As indicated previously, the manner of dying, though set for an individual at birth, depends on the whims of supernatural beings. As Hugdawan said “no one knows the idiosyncrasy of the spirits.” An infringement of a supernatural prohibition, for example, is sufficient to alter the whole scheme of man’s fate. Or circumstances may turn in favor of the person and change his destiny. The following incident documented by F. Landa Jocano, in “Sulod Society” and narrated by Umbae’Pa’aw, sounds too mythical to be true, may be helpful in demonstrating this point in Sulod thinking.

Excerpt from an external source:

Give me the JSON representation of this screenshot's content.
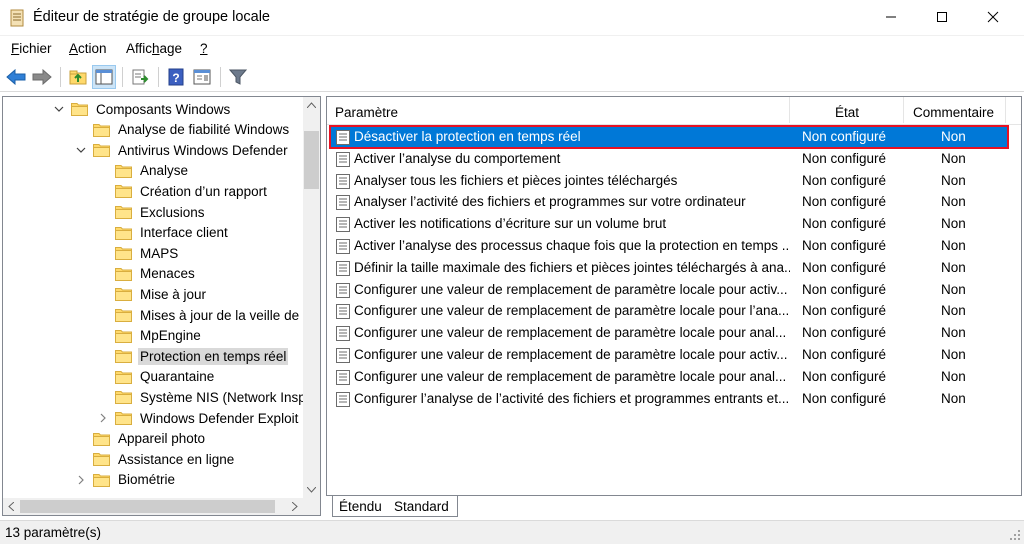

Karing’s father, Miyuk, woke up one night to urinate. He heard someone talking to his child in a strange voice, so he stopped and listened. It dawned on him right away that it could be Patag’aes (see myth recounted earlier) who was talking to his child. Karing said that she preferred to die by drinking a glass of water immediately after her wedding. Patag’aes noted her choice and left.

Years passed and Karing grew up and married. True enough, after her wedding, she asked for a cup of water. Her father remembered her conversation with Patag’aes. When the fatal drink was given, he stepped forward and pushed the cup aside. The container fell, and no water was spilled. Instead two handfuls of deadly worms or uhud crawled out of the cup. Karing, according to Umbae’Pa’aw, was saved and is still alive because her father happened to listen in on her conversation with Patag’aes.

Published on : 09/01/2019 by Puerto Parrot

Fair use disclaimer

Some material is coming of the internet. If applicable, the link to the original page is added. If you own the work and feel that it shouldn't be posted on this website, please Contact us or visit our copyright and privacy page. Thank you.

There are no comments.